#### WHAT TO DO
Search the entries for the word "Manager" and copy each line that has it.

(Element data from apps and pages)
════════════════

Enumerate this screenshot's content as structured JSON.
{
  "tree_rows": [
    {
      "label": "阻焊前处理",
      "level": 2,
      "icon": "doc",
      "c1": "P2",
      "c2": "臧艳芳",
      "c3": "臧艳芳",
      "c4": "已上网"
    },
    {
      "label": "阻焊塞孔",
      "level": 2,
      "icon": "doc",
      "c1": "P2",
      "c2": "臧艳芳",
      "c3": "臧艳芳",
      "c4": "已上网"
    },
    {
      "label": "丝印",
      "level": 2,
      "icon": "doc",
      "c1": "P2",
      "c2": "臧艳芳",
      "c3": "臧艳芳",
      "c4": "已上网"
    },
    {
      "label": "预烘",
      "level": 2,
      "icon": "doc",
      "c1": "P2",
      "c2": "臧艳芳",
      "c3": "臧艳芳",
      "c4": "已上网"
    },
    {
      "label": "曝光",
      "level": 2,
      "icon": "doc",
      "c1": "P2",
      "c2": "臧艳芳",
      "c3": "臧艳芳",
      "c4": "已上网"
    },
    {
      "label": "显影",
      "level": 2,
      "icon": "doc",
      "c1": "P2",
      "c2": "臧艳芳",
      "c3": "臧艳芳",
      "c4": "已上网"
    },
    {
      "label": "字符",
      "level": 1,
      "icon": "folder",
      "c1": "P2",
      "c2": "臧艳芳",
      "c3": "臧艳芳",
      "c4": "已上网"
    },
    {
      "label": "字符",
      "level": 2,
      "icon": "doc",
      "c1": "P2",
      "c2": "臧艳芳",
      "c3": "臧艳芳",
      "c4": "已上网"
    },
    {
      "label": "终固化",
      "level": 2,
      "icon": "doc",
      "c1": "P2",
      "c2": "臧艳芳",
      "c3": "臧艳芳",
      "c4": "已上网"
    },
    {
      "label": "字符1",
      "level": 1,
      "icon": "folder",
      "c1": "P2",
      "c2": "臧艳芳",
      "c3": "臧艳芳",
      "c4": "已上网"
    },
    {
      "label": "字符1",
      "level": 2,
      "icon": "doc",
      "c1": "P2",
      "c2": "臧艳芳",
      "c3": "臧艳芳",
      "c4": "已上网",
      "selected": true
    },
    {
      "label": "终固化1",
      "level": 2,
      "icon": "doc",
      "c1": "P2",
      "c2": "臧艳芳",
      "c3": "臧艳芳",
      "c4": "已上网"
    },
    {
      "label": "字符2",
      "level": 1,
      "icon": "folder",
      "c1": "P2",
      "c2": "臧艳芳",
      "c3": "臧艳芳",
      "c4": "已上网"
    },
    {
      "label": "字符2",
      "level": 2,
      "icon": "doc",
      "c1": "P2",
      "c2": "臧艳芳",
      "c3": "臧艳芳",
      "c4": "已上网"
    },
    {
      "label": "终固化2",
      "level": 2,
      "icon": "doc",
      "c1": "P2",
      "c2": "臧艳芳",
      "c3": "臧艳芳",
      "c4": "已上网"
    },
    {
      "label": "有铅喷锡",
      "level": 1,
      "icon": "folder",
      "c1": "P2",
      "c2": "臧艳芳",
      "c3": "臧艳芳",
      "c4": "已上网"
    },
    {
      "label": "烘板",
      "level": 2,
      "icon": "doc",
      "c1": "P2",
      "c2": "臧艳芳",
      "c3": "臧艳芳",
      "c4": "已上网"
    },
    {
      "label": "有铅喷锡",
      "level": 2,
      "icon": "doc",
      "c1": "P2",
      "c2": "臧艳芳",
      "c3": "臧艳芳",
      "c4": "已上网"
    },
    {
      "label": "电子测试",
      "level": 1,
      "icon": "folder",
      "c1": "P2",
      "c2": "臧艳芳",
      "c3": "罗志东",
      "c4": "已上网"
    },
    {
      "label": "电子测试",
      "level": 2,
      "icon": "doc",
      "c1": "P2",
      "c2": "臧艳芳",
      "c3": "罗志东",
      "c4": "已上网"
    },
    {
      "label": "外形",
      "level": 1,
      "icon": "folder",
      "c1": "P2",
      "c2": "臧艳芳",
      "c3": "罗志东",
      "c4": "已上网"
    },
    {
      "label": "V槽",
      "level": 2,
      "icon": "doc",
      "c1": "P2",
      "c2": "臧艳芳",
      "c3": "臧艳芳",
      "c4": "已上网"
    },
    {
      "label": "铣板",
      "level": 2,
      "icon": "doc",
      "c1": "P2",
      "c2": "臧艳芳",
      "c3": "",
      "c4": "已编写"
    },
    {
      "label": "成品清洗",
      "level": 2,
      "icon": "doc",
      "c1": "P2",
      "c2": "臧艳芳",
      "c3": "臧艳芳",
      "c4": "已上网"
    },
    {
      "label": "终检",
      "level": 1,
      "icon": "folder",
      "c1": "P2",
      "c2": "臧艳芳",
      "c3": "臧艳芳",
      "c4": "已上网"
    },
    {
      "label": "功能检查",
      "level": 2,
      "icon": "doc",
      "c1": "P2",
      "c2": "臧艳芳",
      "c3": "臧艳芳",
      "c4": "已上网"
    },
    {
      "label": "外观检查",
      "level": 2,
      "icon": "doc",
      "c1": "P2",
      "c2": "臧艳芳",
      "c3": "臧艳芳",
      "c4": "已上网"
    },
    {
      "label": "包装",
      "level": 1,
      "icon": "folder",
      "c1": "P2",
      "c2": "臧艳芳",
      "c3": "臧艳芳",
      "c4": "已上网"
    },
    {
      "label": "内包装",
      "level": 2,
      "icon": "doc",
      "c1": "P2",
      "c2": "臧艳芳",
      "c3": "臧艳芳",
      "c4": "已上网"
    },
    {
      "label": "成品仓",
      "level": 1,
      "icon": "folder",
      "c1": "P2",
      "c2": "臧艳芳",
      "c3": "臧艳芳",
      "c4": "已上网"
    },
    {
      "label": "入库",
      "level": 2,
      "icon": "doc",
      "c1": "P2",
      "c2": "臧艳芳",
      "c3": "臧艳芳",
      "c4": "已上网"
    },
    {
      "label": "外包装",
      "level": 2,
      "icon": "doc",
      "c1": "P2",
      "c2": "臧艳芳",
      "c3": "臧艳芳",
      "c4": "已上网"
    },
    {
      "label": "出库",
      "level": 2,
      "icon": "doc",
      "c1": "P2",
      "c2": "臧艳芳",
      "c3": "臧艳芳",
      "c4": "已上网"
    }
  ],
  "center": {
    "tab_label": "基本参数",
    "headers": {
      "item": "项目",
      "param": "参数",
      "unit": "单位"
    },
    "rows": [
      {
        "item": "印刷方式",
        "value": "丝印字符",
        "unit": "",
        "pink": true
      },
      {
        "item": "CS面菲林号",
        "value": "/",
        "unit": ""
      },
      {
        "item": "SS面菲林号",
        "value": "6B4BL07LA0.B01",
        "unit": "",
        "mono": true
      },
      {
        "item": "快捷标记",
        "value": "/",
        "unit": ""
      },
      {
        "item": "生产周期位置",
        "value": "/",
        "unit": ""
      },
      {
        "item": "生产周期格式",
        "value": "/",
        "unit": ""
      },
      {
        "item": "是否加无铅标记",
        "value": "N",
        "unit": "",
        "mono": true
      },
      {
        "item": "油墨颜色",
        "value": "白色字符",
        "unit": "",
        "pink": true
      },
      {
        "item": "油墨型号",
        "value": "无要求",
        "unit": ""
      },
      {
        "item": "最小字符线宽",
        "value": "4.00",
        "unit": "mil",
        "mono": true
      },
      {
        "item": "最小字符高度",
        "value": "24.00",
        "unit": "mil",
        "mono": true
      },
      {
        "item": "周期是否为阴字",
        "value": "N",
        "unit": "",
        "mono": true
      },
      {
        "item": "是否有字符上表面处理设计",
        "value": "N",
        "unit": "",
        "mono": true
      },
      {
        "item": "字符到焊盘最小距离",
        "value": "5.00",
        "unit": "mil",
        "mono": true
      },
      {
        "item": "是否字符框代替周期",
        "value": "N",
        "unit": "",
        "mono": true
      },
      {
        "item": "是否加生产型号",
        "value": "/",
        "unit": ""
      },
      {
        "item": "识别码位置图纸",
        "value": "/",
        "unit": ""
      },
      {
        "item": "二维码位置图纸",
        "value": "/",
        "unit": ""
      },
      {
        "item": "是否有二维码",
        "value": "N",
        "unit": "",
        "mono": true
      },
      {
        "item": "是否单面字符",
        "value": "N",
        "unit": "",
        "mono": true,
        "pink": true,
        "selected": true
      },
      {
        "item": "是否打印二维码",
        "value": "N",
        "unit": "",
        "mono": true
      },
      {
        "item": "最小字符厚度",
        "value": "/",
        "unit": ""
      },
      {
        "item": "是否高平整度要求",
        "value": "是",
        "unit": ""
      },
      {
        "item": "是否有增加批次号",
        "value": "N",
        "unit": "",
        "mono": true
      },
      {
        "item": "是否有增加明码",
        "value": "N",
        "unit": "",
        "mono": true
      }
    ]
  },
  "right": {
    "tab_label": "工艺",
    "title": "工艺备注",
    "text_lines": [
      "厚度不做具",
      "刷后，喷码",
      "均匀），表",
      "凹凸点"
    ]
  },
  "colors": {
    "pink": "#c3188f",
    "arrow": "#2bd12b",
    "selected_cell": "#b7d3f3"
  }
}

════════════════

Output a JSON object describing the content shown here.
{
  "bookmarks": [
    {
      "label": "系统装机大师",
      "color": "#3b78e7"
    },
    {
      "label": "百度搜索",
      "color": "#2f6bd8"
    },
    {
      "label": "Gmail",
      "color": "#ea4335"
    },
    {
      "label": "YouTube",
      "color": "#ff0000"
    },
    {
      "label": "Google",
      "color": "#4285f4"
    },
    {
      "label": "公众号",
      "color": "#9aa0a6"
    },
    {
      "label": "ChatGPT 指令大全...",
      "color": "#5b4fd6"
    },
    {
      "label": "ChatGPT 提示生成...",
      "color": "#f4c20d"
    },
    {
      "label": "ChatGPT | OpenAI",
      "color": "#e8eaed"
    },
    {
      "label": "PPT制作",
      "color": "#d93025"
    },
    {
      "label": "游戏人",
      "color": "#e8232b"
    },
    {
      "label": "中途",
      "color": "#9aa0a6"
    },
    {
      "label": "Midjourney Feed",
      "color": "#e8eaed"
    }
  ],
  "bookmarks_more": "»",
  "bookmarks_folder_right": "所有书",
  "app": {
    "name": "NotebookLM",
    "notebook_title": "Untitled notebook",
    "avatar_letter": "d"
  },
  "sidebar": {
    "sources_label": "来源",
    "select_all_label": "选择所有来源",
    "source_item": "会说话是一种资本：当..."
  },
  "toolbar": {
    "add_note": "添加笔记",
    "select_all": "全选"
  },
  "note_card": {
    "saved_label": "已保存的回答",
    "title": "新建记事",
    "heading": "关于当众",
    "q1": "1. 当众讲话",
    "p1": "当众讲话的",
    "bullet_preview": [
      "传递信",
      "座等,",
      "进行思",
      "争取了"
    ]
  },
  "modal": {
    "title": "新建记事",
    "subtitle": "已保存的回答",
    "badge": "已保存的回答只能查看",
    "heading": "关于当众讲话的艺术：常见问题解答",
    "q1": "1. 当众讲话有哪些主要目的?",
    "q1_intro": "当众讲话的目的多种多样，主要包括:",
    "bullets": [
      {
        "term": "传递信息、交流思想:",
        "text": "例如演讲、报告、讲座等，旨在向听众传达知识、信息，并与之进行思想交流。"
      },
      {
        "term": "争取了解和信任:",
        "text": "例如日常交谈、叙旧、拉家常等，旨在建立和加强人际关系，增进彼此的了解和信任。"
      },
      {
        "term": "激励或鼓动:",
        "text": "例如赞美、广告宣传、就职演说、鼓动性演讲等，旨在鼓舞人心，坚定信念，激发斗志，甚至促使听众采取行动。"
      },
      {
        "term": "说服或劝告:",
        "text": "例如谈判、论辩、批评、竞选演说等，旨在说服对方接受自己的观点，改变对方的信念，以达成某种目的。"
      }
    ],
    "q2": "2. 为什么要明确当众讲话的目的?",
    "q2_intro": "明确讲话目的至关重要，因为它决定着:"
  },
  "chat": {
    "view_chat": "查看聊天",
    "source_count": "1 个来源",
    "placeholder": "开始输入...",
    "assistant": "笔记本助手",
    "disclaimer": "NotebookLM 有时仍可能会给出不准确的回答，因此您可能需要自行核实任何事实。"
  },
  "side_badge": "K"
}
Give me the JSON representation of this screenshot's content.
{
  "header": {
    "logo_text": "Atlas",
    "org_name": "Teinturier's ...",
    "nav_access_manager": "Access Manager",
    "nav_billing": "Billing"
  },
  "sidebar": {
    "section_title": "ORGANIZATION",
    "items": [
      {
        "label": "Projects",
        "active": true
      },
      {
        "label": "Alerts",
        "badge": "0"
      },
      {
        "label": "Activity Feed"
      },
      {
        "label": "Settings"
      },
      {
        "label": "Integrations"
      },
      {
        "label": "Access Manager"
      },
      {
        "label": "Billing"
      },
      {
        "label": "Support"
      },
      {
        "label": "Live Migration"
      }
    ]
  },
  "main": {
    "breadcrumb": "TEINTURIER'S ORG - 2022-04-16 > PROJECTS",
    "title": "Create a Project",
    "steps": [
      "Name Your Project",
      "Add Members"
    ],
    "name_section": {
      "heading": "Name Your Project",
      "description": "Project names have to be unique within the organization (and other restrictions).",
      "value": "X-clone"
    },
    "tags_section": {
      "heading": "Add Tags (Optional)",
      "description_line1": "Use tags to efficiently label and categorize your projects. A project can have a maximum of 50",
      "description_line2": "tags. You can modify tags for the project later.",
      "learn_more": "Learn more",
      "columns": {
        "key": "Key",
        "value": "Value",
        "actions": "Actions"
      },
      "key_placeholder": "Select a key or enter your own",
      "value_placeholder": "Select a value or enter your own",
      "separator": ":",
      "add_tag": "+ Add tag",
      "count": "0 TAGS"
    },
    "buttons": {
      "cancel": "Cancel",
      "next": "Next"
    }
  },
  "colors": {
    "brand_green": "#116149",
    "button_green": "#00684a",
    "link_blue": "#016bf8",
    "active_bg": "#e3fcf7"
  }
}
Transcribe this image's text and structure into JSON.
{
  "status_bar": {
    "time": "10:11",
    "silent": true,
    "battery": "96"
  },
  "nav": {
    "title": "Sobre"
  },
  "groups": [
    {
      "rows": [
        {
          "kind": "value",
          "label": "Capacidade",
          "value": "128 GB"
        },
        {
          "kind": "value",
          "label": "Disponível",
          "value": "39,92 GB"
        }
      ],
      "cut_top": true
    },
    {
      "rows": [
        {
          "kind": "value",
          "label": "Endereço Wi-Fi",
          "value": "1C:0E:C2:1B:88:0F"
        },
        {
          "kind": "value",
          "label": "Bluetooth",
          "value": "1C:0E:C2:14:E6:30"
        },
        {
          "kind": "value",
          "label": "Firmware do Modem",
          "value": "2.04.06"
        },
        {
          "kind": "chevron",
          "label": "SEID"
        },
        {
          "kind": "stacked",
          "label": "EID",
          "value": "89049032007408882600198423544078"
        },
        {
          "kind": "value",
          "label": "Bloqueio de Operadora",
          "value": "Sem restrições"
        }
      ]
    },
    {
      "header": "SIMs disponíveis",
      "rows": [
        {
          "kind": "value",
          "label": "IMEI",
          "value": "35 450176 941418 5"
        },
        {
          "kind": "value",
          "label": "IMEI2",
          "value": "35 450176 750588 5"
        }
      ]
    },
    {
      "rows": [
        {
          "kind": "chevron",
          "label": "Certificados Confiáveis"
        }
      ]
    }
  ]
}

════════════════

#### SOLVED PROBLEM
    "nav_access_manager": "Access Manager",
        "label": "Access Manager"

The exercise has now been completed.